RAW DATA: Begin

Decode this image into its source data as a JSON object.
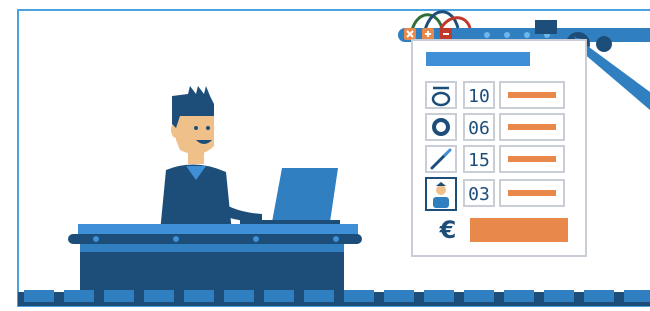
{
  "palette": {
    "frame": "#4aa3df",
    "navy": "#1d4e7a",
    "blue": "#2f7fc1",
    "light_blue": "#3e8fd6",
    "orange": "#e8894b",
    "panel_bg": "#ffffff",
    "panel_border": "#c9ced6",
    "skin": "#f0c08b",
    "hair": "#1d4e7a",
    "gray": "#8f98a3"
  },
  "panel": {
    "items": [
      {
        "icon": "ring-icon",
        "number": "10"
      },
      {
        "icon": "o-ring-icon",
        "number": "06"
      },
      {
        "icon": "tool-icon",
        "number": "15"
      },
      {
        "icon": "worker-photo-icon",
        "number": "03"
      }
    ],
    "total_symbol": "€",
    "top_controls": [
      "close-icon",
      "plus-icon",
      "minus-icon"
    ]
  }
}
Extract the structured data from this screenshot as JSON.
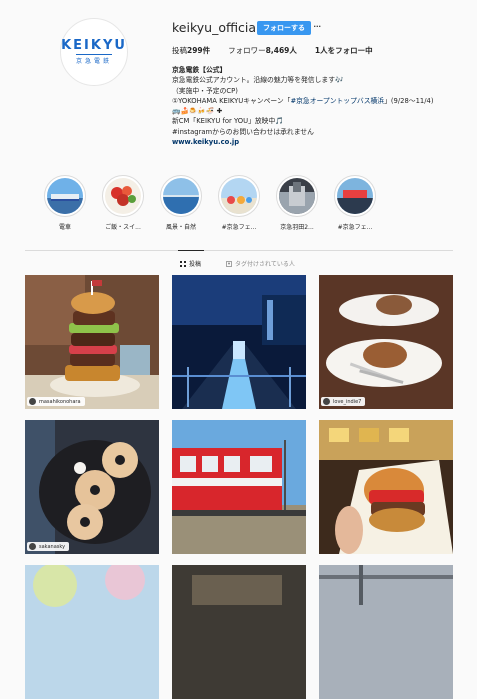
{
  "profile": {
    "avatar_logo": "KEIKYU",
    "avatar_logo_sub": "京急電鉄",
    "username": "keikyu_official",
    "follow_label": "フォローする",
    "more_label": "···",
    "stats": [
      {
        "label": "投稿",
        "value": "299件"
      },
      {
        "label": "フォロワー",
        "value": "8,469人"
      },
      {
        "label": "",
        "value": "1人をフォロー中"
      }
    ],
    "bio": {
      "name": "京急電鉄【公式】",
      "line1": "京急電鉄公式アカウント。沿線の魅力等を発信します🎶",
      "line2": "（実施中・予定のCP)",
      "line3_prefix": "①YOKOHAMA KEIKYUキャンペーン「",
      "line3_hashtag": "#京急オープントップバス横浜",
      "line3_suffix": "」(9/28〜11/4)",
      "line4": "🚌🍰🍮🍻🍜 ✚",
      "line5": "新CM「KEIKYU for YOU」放映中🎵",
      "line6": "#instagramからのお問い合わせは承れません",
      "link": "www.keikyu.co.jp"
    }
  },
  "highlights": [
    {
      "label": "電車"
    },
    {
      "label": "ご飯・スイ..."
    },
    {
      "label": "風景・自然"
    },
    {
      "label": "#京急フェ..."
    },
    {
      "label": "京急羽田2..."
    },
    {
      "label": "#京急フェ..."
    }
  ],
  "tabs": [
    {
      "label": "投稿",
      "icon": "grid-icon",
      "active": true
    },
    {
      "label": "タグ付けされている人",
      "icon": "tag-icon",
      "active": false
    }
  ],
  "posts": [
    {
      "tag_user": "masahikonohara"
    },
    {
      "tag_user": ""
    },
    {
      "tag_user": "love_indie7"
    },
    {
      "tag_user": "sakanasky"
    },
    {
      "tag_user": ""
    },
    {
      "tag_user": ""
    }
  ],
  "colors": {
    "accent": "#3897f0",
    "brand": "#1a68c7",
    "link": "#003569",
    "background": "#fafafa"
  }
}
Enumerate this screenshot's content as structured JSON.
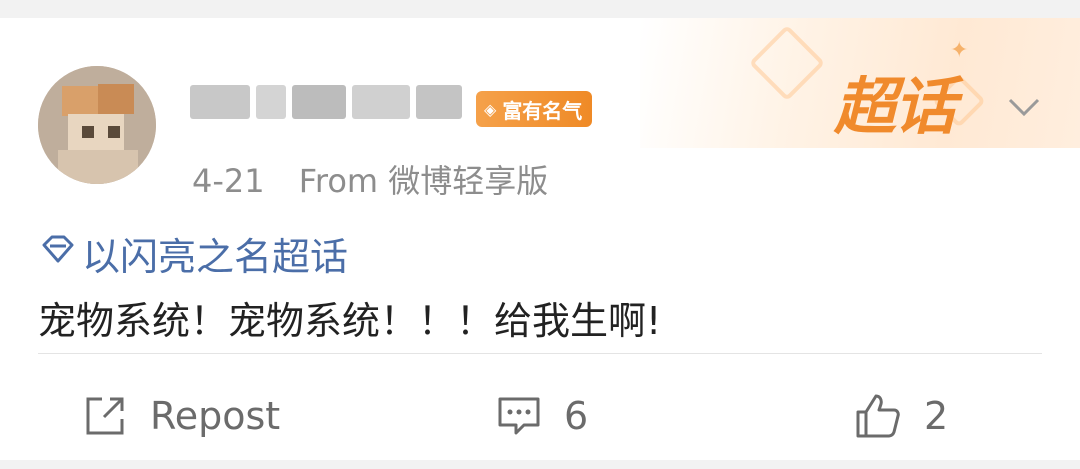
{
  "post": {
    "date": "4-21",
    "source": "From 微博轻享版",
    "badge_label": "富有名气",
    "supertopic_label": "超话",
    "topic": "以闪亮之名超话",
    "text": "宠物系统！宠物系统！！！给我生啊!"
  },
  "actions": {
    "repost_label": "Repost",
    "comment_count": "6",
    "like_count": "2"
  },
  "icons": {
    "repost": "repost-icon",
    "comment": "comment-icon",
    "like": "thumbs-up-icon",
    "chevron": "chevron-down-icon",
    "topic": "diamond-icon",
    "badge": "badge-icon"
  },
  "colors": {
    "accent": "#f08a2c",
    "link": "#4b6ea8",
    "text": "#222222",
    "muted": "#8d8d8d"
  }
}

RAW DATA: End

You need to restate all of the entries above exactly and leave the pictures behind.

ANSWER:
Decode this image into its source data as a JSON object.
{
  "palette": {
    "frame": "#4aa3df",
    "navy": "#1d4e7a",
    "blue": "#2f7fc1",
    "light_blue": "#3e8fd6",
    "orange": "#e8894b",
    "panel_bg": "#ffffff",
    "panel_border": "#c9ced6",
    "skin": "#f0c08b",
    "hair": "#1d4e7a",
    "gray": "#8f98a3"
  },
  "panel": {
    "items": [
      {
        "icon": "ring-icon",
        "number": "10"
      },
      {
        "icon": "o-ring-icon",
        "number": "06"
      },
      {
        "icon": "tool-icon",
        "number": "15"
      },
      {
        "icon": "worker-photo-icon",
        "number": "03"
      }
    ],
    "total_symbol": "€",
    "top_controls": [
      "close-icon",
      "plus-icon",
      "minus-icon"
    ]
  }
}
Extract the structured data from this screenshot as JSON.
{
  "profile": {
    "avatar_logo": "KEIKYU",
    "avatar_logo_sub": "京急電鉄",
    "username": "keikyu_official",
    "follow_label": "フォローする",
    "more_label": "···",
    "stats": [
      {
        "label": "投稿",
        "value": "299件"
      },
      {
        "label": "フォロワー",
        "value": "8,469人"
      },
      {
        "label": "",
        "value": "1人をフォロー中"
      }
    ],
    "bio": {
      "name": "京急電鉄【公式】",
      "line1": "京急電鉄公式アカウント。沿線の魅力等を発信します🎶",
      "line2": "（実施中・予定のCP)",
      "line3_prefix": "①YOKOHAMA KEIKYUキャンペーン「",
      "line3_hashtag": "#京急オープントップバス横浜",
      "line3_suffix": "」(9/28〜11/4)",
      "line4": "🚌🍰🍮🍻🍜 ✚",
      "line5": "新CM「KEIKYU for YOU」放映中🎵",
      "line6": "#instagramからのお問い合わせは承れません",
      "link": "www.keikyu.co.jp"
    }
  },
  "highlights": [
    {
      "label": "電車"
    },
    {
      "label": "ご飯・スイ..."
    },
    {
      "label": "風景・自然"
    },
    {
      "label": "#京急フェ..."
    },
    {
      "label": "京急羽田2..."
    },
    {
      "label": "#京急フェ..."
    }
  ],
  "tabs": [
    {
      "label": "投稿",
      "icon": "grid-icon",
      "active": true
    },
    {
      "label": "タグ付けされている人",
      "icon": "tag-icon",
      "active": false
    }
  ],
  "posts": [
    {
      "tag_user": "masahikonohara"
    },
    {
      "tag_user": ""
    },
    {
      "tag_user": "love_indie7"
    },
    {
      "tag_user": "sakanasky"
    },
    {
      "tag_user": ""
    },
    {
      "tag_user": ""
    }
  ],
  "colors": {
    "accent": "#3897f0",
    "brand": "#1a68c7",
    "link": "#003569",
    "background": "#fafafa"
  }
}
Enumerate this screenshot's content as structured JSON.
{
  "post": {
    "date": "4-21",
    "source": "From 微博轻享版",
    "badge_label": "富有名气",
    "supertopic_label": "超话",
    "topic": "以闪亮之名超话",
    "text": "宠物系统！宠物系统！！！给我生啊!"
  },
  "actions": {
    "repost_label": "Repost",
    "comment_count": "6",
    "like_count": "2"
  },
  "icons": {
    "repost": "repost-icon",
    "comment": "comment-icon",
    "like": "thumbs-up-icon",
    "chevron": "chevron-down-icon",
    "topic": "diamond-icon",
    "badge": "badge-icon"
  },
  "colors": {
    "accent": "#f08a2c",
    "link": "#4b6ea8",
    "text": "#222222",
    "muted": "#8d8d8d"
  }
}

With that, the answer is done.